**WHAT THE EXERCISE ASKS**: Lines from the records below that contain the word "Results" are to be copied out.

[[ EXERCISE INPUTS open ]]

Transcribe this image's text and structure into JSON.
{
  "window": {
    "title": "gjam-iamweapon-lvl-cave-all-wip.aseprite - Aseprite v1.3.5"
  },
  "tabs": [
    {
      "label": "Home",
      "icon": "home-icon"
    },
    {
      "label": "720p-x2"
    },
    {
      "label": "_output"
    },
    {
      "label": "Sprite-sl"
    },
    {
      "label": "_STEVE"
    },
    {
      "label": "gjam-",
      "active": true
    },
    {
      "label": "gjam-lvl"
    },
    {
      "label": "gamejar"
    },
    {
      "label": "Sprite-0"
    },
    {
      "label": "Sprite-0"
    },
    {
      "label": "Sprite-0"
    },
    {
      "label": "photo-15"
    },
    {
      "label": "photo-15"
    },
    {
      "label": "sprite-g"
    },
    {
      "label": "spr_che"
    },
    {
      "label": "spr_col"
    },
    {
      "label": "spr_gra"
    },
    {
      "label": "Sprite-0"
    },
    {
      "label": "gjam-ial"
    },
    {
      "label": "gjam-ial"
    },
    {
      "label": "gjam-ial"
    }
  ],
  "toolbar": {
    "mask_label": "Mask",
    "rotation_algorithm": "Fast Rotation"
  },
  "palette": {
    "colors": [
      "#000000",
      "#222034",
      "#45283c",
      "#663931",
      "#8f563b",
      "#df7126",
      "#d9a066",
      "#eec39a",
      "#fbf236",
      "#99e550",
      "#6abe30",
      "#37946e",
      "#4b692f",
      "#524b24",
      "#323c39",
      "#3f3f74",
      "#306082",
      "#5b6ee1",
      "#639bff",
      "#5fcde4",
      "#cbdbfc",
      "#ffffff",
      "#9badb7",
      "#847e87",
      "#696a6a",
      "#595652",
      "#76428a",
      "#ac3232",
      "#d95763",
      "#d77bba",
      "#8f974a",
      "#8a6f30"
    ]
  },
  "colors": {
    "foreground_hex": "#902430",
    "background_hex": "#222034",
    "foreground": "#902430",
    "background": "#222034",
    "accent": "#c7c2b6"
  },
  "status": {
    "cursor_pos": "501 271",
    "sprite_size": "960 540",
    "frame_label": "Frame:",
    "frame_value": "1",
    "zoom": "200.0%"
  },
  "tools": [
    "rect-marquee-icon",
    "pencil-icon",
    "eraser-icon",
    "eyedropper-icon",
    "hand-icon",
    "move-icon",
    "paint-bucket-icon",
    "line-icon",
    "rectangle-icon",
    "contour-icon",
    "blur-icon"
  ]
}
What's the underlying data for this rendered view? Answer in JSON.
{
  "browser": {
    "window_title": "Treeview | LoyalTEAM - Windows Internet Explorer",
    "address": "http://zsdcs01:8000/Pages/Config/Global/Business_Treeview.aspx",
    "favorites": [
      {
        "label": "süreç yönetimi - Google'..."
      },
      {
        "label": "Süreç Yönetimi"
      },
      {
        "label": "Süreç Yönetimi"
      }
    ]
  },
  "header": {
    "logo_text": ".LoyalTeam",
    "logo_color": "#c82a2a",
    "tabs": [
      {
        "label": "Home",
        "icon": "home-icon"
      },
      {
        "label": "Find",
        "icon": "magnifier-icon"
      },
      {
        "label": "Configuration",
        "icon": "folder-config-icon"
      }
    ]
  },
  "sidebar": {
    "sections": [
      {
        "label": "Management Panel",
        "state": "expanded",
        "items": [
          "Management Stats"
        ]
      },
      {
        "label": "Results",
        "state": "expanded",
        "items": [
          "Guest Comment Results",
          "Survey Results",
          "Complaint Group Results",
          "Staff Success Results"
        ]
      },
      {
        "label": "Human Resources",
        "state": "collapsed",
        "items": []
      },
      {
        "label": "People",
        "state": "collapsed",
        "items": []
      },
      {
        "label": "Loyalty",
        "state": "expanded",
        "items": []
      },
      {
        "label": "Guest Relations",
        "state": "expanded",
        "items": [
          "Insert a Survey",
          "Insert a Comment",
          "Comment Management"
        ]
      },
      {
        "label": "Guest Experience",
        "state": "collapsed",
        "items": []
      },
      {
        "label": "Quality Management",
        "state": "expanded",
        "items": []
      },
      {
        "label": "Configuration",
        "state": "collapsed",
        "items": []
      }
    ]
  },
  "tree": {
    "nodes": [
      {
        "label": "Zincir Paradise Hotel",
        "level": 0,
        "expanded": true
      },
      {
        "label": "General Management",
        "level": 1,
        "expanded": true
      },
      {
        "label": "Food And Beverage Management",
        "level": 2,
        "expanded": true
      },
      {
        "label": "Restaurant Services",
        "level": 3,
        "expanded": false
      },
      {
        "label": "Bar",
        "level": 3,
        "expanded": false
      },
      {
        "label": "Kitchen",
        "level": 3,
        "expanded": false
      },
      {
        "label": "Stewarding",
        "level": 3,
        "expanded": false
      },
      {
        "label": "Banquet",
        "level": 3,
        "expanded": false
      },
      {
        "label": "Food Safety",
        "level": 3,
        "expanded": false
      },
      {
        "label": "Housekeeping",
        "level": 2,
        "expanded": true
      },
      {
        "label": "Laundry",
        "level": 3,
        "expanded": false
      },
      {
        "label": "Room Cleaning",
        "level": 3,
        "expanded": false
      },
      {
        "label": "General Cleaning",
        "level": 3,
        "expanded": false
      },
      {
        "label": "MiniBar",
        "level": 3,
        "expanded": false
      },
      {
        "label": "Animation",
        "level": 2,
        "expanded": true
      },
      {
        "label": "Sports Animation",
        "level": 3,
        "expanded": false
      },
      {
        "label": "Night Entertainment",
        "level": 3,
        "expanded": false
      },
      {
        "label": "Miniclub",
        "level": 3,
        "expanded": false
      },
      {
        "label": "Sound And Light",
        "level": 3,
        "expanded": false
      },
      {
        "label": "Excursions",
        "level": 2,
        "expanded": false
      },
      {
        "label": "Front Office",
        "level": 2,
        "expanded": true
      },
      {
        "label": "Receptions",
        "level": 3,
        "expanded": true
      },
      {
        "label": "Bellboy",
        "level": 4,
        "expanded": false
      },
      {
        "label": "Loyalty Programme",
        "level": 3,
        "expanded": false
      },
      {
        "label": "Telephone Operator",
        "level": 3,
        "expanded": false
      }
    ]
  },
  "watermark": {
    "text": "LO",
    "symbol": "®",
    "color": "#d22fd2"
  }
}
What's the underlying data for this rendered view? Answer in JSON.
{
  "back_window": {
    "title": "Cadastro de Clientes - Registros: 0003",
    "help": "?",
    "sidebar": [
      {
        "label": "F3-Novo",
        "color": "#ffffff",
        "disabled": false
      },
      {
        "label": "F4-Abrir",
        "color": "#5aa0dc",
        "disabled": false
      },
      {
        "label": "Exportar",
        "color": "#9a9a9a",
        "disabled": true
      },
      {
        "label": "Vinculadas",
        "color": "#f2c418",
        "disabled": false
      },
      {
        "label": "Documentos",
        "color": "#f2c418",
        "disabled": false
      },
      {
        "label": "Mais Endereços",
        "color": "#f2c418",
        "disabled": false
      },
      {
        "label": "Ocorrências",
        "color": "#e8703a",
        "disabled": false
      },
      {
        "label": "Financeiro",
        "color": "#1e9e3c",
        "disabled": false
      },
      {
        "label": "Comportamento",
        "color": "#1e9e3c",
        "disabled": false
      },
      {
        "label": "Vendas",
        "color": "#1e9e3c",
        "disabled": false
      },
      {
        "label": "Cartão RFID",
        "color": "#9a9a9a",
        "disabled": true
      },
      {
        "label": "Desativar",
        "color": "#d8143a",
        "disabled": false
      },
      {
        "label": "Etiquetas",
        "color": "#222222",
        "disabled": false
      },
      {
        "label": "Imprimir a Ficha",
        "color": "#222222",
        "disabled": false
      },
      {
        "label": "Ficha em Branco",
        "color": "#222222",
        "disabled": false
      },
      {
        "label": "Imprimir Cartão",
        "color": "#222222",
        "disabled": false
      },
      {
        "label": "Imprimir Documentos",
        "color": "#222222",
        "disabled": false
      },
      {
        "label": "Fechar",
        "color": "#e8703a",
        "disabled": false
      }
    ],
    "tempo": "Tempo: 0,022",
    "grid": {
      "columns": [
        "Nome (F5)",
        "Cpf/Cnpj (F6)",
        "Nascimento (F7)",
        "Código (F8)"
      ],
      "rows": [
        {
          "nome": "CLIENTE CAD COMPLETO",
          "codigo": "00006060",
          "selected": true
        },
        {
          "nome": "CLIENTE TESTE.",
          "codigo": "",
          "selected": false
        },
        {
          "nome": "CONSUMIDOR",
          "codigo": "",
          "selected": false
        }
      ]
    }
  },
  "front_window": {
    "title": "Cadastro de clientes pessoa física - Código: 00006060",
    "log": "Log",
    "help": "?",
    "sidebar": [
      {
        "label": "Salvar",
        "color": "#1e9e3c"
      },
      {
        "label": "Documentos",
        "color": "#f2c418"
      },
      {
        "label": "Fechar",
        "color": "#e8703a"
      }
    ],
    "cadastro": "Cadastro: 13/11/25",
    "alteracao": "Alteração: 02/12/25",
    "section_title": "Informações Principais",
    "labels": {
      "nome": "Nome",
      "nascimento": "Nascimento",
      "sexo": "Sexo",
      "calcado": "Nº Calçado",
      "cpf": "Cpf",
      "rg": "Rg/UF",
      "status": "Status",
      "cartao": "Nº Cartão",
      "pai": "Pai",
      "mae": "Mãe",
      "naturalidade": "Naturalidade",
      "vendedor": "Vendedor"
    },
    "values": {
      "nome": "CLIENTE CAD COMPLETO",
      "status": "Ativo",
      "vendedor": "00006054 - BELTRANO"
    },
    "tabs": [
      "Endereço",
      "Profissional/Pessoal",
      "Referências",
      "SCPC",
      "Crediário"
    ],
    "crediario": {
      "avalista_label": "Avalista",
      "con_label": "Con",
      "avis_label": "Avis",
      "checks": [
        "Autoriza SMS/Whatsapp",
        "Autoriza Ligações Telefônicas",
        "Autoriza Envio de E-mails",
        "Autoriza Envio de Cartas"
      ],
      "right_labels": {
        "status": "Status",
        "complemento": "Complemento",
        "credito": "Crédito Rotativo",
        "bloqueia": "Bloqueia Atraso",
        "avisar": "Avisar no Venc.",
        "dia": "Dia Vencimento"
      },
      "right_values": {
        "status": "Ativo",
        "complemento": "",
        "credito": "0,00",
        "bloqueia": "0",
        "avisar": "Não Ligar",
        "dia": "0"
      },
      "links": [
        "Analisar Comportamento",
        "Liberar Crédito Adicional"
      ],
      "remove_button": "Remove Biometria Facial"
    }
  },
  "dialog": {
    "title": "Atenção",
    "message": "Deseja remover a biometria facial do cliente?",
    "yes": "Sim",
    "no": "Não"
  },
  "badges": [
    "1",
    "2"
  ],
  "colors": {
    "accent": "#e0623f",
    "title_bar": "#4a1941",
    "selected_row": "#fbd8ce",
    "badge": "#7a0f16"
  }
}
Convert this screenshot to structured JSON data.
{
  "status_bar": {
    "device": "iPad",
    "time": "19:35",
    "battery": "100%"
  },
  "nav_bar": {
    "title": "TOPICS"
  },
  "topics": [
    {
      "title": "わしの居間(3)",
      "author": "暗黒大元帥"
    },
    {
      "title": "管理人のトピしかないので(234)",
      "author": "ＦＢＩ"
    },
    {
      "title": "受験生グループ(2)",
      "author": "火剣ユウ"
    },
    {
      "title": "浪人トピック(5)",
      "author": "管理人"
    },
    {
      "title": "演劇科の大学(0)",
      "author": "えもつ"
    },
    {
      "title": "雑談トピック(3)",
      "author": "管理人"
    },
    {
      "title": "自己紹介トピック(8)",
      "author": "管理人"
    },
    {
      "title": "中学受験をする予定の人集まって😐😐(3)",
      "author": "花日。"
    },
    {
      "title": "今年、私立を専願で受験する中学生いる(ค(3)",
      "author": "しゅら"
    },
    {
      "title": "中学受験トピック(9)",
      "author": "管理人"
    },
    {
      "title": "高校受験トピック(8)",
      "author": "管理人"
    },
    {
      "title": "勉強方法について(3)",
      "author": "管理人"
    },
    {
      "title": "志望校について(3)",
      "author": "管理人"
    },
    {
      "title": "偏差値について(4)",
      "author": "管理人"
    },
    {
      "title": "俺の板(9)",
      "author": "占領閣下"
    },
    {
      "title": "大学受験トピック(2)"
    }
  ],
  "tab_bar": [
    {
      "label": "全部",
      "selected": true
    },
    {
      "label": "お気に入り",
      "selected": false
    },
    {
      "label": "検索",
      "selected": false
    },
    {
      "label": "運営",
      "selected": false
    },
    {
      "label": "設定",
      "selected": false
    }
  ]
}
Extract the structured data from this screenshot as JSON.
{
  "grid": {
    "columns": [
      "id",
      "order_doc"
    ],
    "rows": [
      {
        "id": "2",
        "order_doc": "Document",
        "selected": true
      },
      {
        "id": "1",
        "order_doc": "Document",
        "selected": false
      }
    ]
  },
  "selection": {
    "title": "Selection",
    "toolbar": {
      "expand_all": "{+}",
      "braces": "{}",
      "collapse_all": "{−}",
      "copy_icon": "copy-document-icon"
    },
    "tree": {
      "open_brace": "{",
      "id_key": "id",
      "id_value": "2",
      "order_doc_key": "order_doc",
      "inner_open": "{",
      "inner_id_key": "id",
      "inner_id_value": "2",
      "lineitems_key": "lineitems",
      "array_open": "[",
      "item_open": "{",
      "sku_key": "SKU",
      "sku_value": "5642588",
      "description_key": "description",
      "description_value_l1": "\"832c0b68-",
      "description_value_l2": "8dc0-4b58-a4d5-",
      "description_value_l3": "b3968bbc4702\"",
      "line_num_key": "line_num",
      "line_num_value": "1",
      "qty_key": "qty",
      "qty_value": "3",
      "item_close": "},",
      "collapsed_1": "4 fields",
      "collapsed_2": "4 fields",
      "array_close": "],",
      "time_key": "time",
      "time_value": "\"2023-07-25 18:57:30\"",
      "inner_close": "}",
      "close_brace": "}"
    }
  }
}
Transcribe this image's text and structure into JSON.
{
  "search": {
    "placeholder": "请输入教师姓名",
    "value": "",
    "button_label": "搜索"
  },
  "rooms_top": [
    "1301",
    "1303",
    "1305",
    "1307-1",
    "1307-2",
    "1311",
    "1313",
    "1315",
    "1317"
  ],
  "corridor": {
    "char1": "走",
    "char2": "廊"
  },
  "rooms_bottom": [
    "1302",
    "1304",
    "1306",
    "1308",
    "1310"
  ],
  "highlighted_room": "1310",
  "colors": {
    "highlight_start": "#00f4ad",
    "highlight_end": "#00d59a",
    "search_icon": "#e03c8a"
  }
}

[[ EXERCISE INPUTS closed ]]

**WRITTEN REPLY**:
        "label": "Results",
          "Guest Comment Results",
          "Survey Results",
          "Complaint Group Results",
          "Staff Success Results"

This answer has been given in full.